Records excerpted from a collection
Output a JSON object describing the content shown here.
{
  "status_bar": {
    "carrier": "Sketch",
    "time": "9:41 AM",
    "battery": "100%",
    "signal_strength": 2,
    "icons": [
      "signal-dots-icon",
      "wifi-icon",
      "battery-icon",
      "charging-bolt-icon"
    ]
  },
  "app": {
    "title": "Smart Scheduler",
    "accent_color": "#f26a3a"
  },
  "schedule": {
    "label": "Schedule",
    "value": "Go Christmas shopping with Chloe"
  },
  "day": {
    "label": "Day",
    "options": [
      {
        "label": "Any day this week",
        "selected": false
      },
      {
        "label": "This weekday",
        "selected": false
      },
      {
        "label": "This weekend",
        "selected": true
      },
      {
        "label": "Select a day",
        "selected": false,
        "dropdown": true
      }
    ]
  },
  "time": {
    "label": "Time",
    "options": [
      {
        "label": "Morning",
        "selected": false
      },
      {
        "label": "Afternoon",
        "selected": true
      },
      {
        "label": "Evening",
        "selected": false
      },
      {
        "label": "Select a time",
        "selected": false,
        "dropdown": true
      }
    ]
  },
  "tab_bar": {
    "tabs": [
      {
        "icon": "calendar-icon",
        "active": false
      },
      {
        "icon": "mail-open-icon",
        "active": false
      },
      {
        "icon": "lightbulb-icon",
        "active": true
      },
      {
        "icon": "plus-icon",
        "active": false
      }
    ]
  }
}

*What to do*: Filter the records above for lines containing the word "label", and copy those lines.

*Written answer*:
    "label": "Schedule",
    "label": "Day",
        "label": "Any day this week",
        "label": "This weekday",
        "label": "This weekend",
        "label": "Select a day",
    "label": "Time",
        "label": "Morning",
        "label": "Afternoon",
        "label": "Evening",
        "label": "Select a time",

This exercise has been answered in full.